Lancashire is that rarest of creatures, the actress who has gotten better parts as she’s gotten older. After a long run of mediocre procedurals, domestic dramas, and period pieces, she has found herself in a remarkable series of roles since 2012: a comedic turn in The Paradise (available on Netflix), the most compelling character on Last Tango in Halifax (two seasons have aired on PBS; Season 1 is on Netflix), and now Happy Valley. Part of her good fortune is that she has become something of a muse for one of Britain’s best TV writers: Sally Wainwright, who wrote Last Tango in Halifax (and the fantastic Scott & Bailey—a kind of Northern English Cagney & Lacey), created Sgt. Cawood with Lancashire in mind.

The role plays to her strengths, especially that uncanny ability to project conflicting values—in this case, a balance between self-sacrifice and utter selfishness, or being absolutely brilliant at her job while sometimes neglecting her duties to focus on her own obsessions. She’s also provided with endless opportunities to toss off a comedic aside without undermining her character’s seriousness. Her talent for indicating hidden depths—no one stares into space or a steaming mug of tea more soulfully than Lancashire—is given full rein.

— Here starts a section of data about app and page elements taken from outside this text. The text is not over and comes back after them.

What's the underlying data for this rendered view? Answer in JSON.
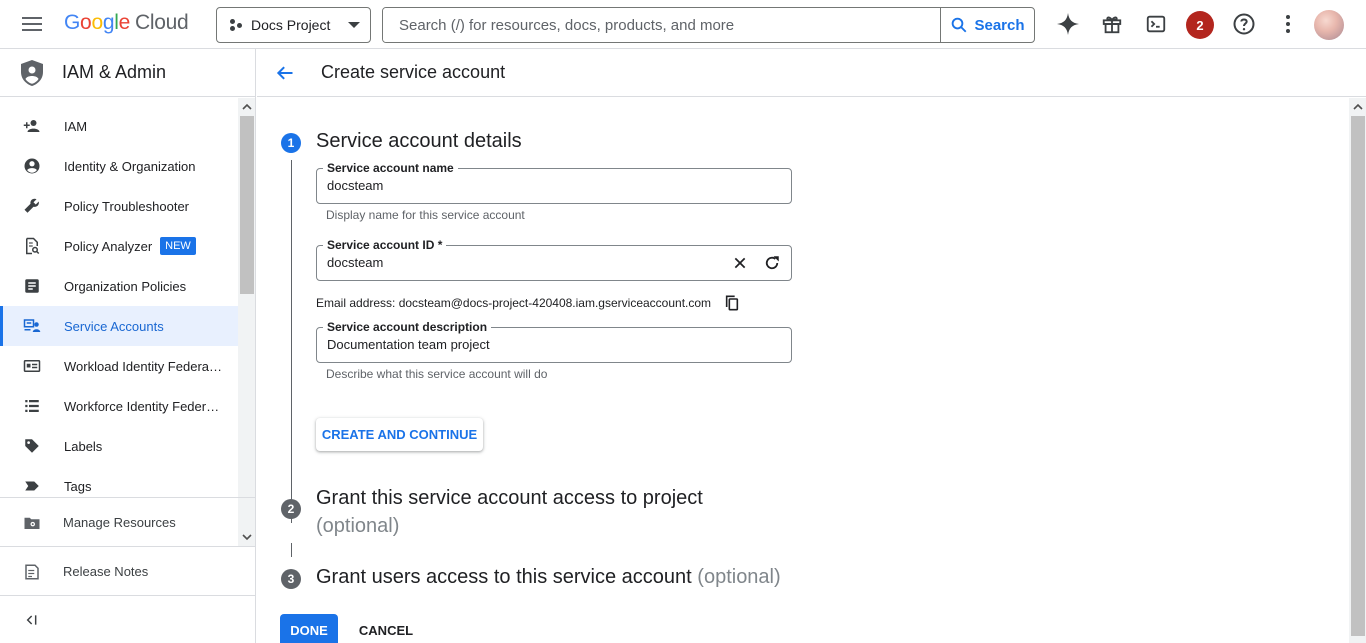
{
  "topbar": {
    "logo_parts": [
      "G",
      "o",
      "o",
      "g",
      "l",
      "e"
    ],
    "logo_suffix": "Cloud",
    "project_name": "Docs Project",
    "search_placeholder": "Search (/) for resources, docs, products, and more",
    "search_button": "Search",
    "notification_count": "2",
    "icons": [
      "menu-icon",
      "gemini-sparkle-icon",
      "gift-icon",
      "cloud-shell-icon",
      "help-icon",
      "more-vert-icon"
    ]
  },
  "sidebar": {
    "title": "IAM & Admin",
    "items": [
      {
        "label": "IAM",
        "icon": "person-add-icon"
      },
      {
        "label": "Identity & Organization",
        "icon": "account-circle-icon"
      },
      {
        "label": "Policy Troubleshooter",
        "icon": "wrench-icon"
      },
      {
        "label": "Policy Analyzer",
        "icon": "document-search-icon",
        "badge": "NEW"
      },
      {
        "label": "Organization Policies",
        "icon": "list-doc-icon"
      },
      {
        "label": "Service Accounts",
        "icon": "service-account-icon",
        "active": true
      },
      {
        "label": "Workload Identity Federat...",
        "icon": "id-card-icon"
      },
      {
        "label": "Workforce Identity Federa...",
        "icon": "list-icon"
      },
      {
        "label": "Labels",
        "icon": "label-icon"
      },
      {
        "label": "Tags",
        "icon": "tag-icon"
      }
    ],
    "footer": [
      {
        "label": "Manage Resources",
        "icon": "folder-gear-icon"
      },
      {
        "label": "Release Notes",
        "icon": "notes-icon"
      }
    ],
    "collapse_icon": "collapse-left-icon"
  },
  "main": {
    "title": "Create service account",
    "steps": [
      {
        "number": "1",
        "title": "Service account details"
      },
      {
        "number": "2",
        "title": "Grant this service account access to project",
        "optional": "(optional)"
      },
      {
        "number": "3",
        "title": "Grant users access to this service account",
        "optional": "(optional)"
      }
    ],
    "form": {
      "name_label": "Service account name",
      "name_value": "docsteam",
      "name_hint": "Display name for this service account",
      "id_label": "Service account ID *",
      "id_value": "docsteam",
      "email_text": "Email address: docsteam@docs-project-420408.iam.gserviceaccount.com",
      "desc_label": "Service account description",
      "desc_value": "Documentation team project",
      "desc_hint": "Describe what this service account will do"
    },
    "create_button": "CREATE AND CONTINUE",
    "done_button": "DONE",
    "cancel_button": "CANCEL"
  },
  "colors": {
    "accent": "#1a73e8",
    "active_bg": "#e8f0fe",
    "notification": "#b3261e"
  }
}
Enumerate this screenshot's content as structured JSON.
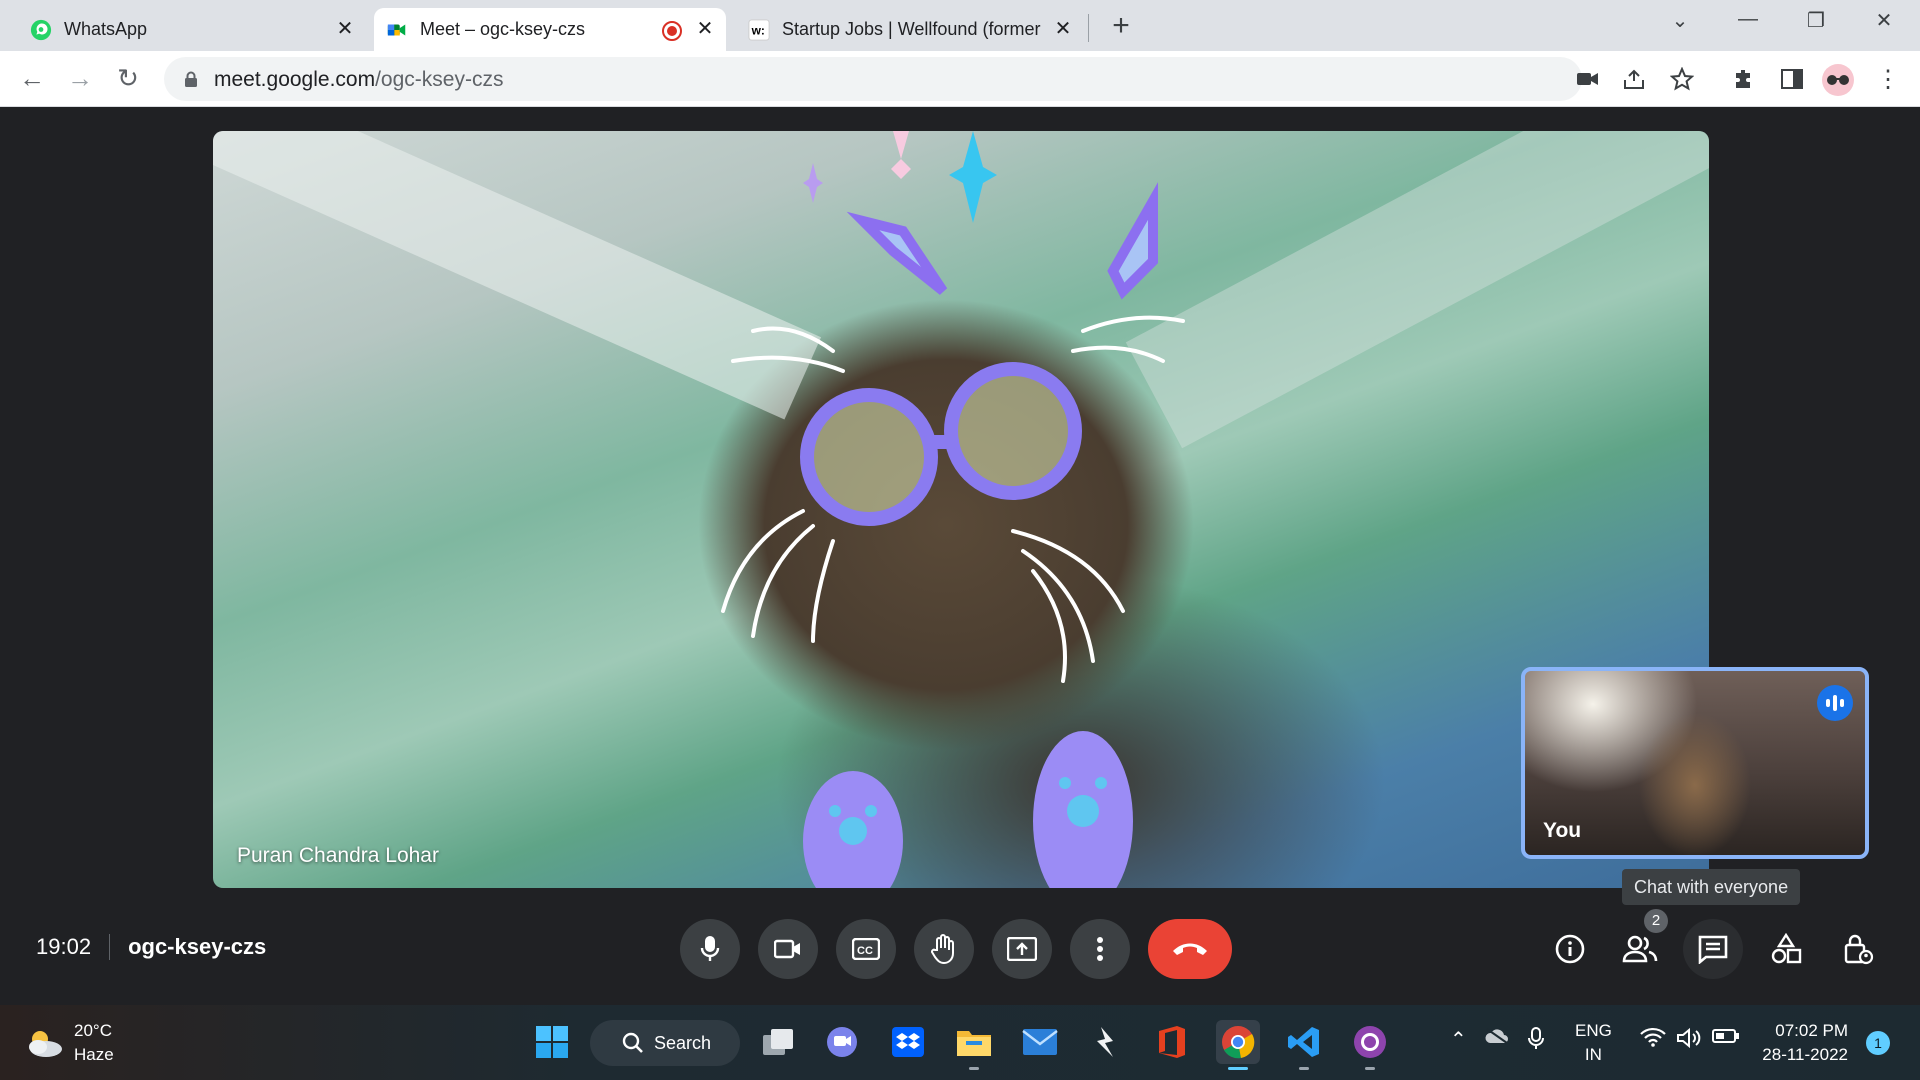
{
  "browser": {
    "tabs": [
      {
        "title": "WhatsApp",
        "favicon": "whatsapp-icon",
        "active": false
      },
      {
        "title": "Meet – ogc-ksey-czs",
        "favicon": "google-meet-icon",
        "active": true,
        "recording": true
      },
      {
        "title": "Startup Jobs | Wellfound (former",
        "favicon": "wellfound-icon",
        "active": false
      }
    ],
    "address": {
      "host": "meet.google.com",
      "path": "/ogc-ksey-czs"
    }
  },
  "meet": {
    "main_participant": "Puran Chandra Lohar",
    "self_label": "You",
    "tooltip": "Chat with everyone",
    "time": "19:02",
    "meeting_code": "ogc-ksey-czs",
    "participant_count": "2"
  },
  "taskbar": {
    "weather": {
      "temp": "20°C",
      "condition": "Haze"
    },
    "search_label": "Search",
    "lang": {
      "line1": "ENG",
      "line2": "IN"
    },
    "clock": {
      "time": "07:02 PM",
      "date": "28-11-2022"
    },
    "notifications": "1"
  },
  "colors": {
    "accent": "#1a73e8",
    "hangup": "#ea4335",
    "self_border": "#8ab4f8",
    "meet_bg": "#202124"
  }
}
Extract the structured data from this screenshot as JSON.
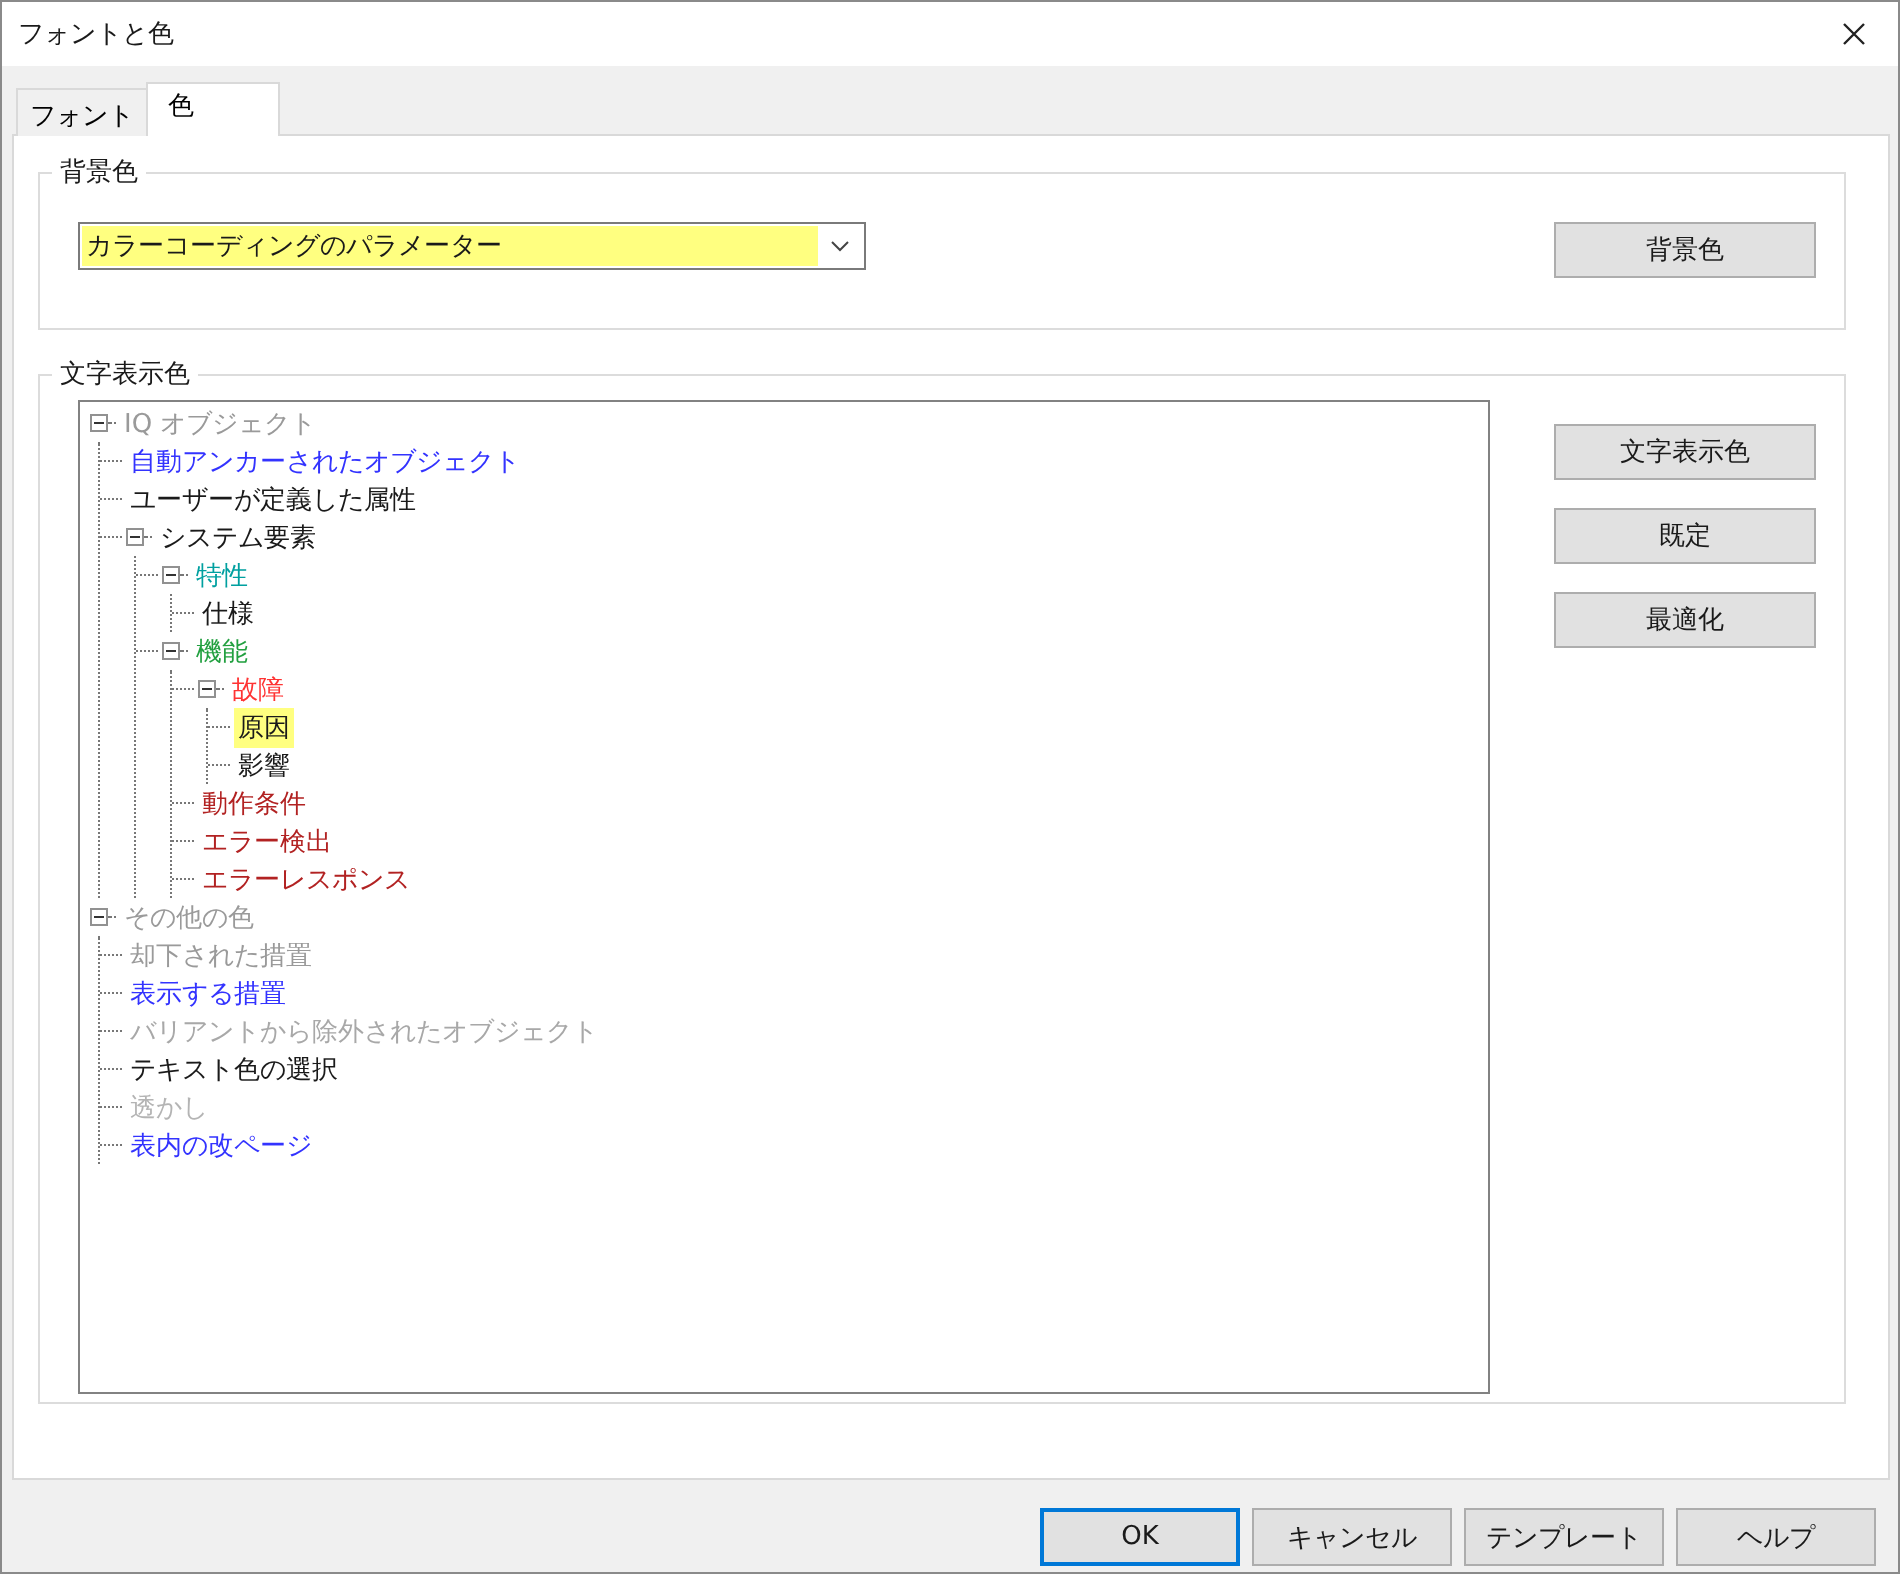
{
  "window": {
    "title": "フォントと色"
  },
  "tabs": [
    {
      "label": "フォント",
      "selected": false
    },
    {
      "label": "色",
      "selected": true
    }
  ],
  "background_group": {
    "title": "背景色",
    "combo_value": "カラーコーディングのパラメーター",
    "button": "背景色"
  },
  "text_group": {
    "title": "文字表示色",
    "buttons": [
      "文字表示色",
      "既定",
      "最適化"
    ],
    "tree": [
      {
        "label": "IQ オブジェクト",
        "color": "#9a9a9a",
        "selected": false,
        "expanded": true,
        "children": [
          {
            "label": "自動アンカーされたオブジェクト",
            "color": "#3333ff",
            "selected": false
          },
          {
            "label": "ユーザーが定義した属性",
            "color": "#1a1a1a",
            "selected": false
          },
          {
            "label": "システム要素",
            "color": "#1a1a1a",
            "selected": false,
            "expanded": true,
            "children": [
              {
                "label": "特性",
                "color": "#00a0a0",
                "selected": false,
                "expanded": true,
                "children": [
                  {
                    "label": "仕様",
                    "color": "#1a1a1a",
                    "selected": false
                  }
                ]
              },
              {
                "label": "機能",
                "color": "#22a040",
                "selected": false,
                "expanded": true,
                "children": [
                  {
                    "label": "故障",
                    "color": "#ff3333",
                    "selected": false,
                    "expanded": true,
                    "children": [
                      {
                        "label": "原因",
                        "selected": true
                      },
                      {
                        "label": "影響",
                        "color": "#1a1a1a",
                        "selected": false
                      }
                    ]
                  },
                  {
                    "label": "動作条件",
                    "color": "#b22222",
                    "selected": false
                  },
                  {
                    "label": "エラー検出",
                    "color": "#b22222",
                    "selected": false
                  },
                  {
                    "label": "エラーレスポンス",
                    "color": "#b22222",
                    "selected": false
                  }
                ]
              }
            ]
          }
        ]
      },
      {
        "label": "その他の色",
        "color": "#9a9a9a",
        "selected": false,
        "expanded": true,
        "children": [
          {
            "label": "却下された措置",
            "color": "#9a9a9a",
            "selected": false
          },
          {
            "label": "表示する措置",
            "color": "#3333ff",
            "selected": false
          },
          {
            "label": "バリアントから除外されたオブジェクト",
            "color": "#a8a8a8",
            "selected": false
          },
          {
            "label": "テキスト色の選択",
            "color": "#1a1a1a",
            "selected": false
          },
          {
            "label": "透かし",
            "color": "#b4b4b4",
            "selected": false
          },
          {
            "label": "表内の改ページ",
            "color": "#3333ff",
            "selected": false
          }
        ]
      }
    ]
  },
  "buttons": [
    {
      "label": "OK",
      "default": true
    },
    {
      "label": "キャンセル",
      "default": false
    },
    {
      "label": "テンプレート",
      "default": false
    },
    {
      "label": "ヘルプ",
      "default": false
    }
  ]
}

And unlike some other actresses of a certain age, she’s willing to look like a middle-aged woman who gets too little sleep, grabs too many meals from the police canteen, and whose job sometimes involves getting kicked in the face.

In her Coronation Street days, Lancashire was all slender limbs and skittish energy. Now she’s a more solid and earthy presence who always seems to be the most grown-up person in the room. In one of her first episodes on Coronation Street, her future husband, Curly Watts, promised to teach Raquel to walk like a thoroughbred. These days, no one struts like Sarah Lancashire. On Last Tango in Halifax, she does more walking and talking than the entire cast of The West Wing combined. On Happy Valley, she strides her patch of Yorkshire like an old-time law-woman. She is magnificent.